Component data from apps and pages:

==*==

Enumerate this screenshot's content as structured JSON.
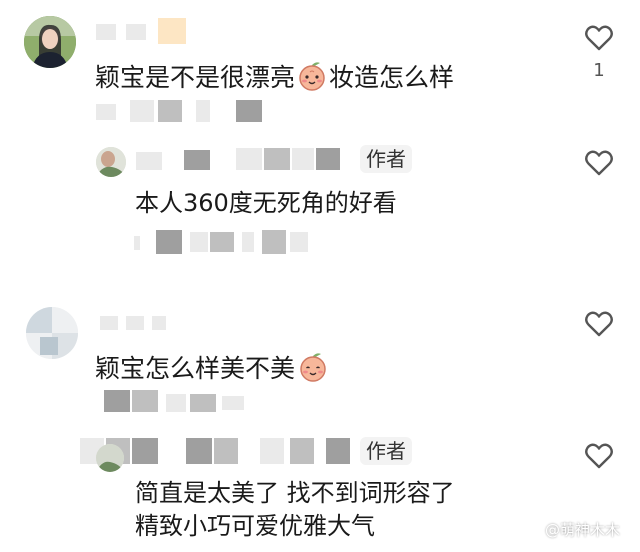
{
  "comments": [
    {
      "text_before_emoji": "颖宝是不是很漂亮",
      "text_after_emoji": "妆造怎么样",
      "like_count": "1",
      "reply": {
        "author_tag": "作者",
        "text": "本人360度无死角的好看"
      }
    },
    {
      "text_before_emoji": "颖宝怎么样美不美",
      "like_count": "",
      "reply": {
        "author_tag": "作者",
        "line1": "简直是太美了 找不到词形容了",
        "line2": "精致小巧可爱优雅大气"
      }
    }
  ],
  "icons": {
    "like": "heart-outline-icon",
    "emoji": "peach-face-emoji"
  },
  "watermark": "@萌神木木",
  "colors": {
    "background": "#ffffff",
    "text": "#1a1a1a",
    "heart_outline": "#555555",
    "author_tag_bg": "#f3f3f3",
    "emoji_peach": "#f7b79a"
  }
}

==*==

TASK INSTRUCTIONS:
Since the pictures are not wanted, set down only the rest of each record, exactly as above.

ANSWER TO THIS TASK:
Enumerate this screenshot's content as structured JSON.
{
  "comments": [
    {
      "text_before_emoji": "颖宝是不是很漂亮",
      "text_after_emoji": "妆造怎么样",
      "like_count": "1",
      "reply": {
        "author_tag": "作者",
        "text": "本人360度无死角的好看"
      }
    },
    {
      "text_before_emoji": "颖宝怎么样美不美",
      "like_count": "",
      "reply": {
        "author_tag": "作者",
        "line1": "简直是太美了 找不到词形容了",
        "line2": "精致小巧可爱优雅大气"
      }
    }
  ],
  "icons": {
    "like": "heart-outline-icon",
    "emoji": "peach-face-emoji"
  },
  "watermark": "@萌神木木",
  "colors": {
    "background": "#ffffff",
    "text": "#1a1a1a",
    "heart_outline": "#555555",
    "author_tag_bg": "#f3f3f3",
    "emoji_peach": "#f7b79a"
  }
}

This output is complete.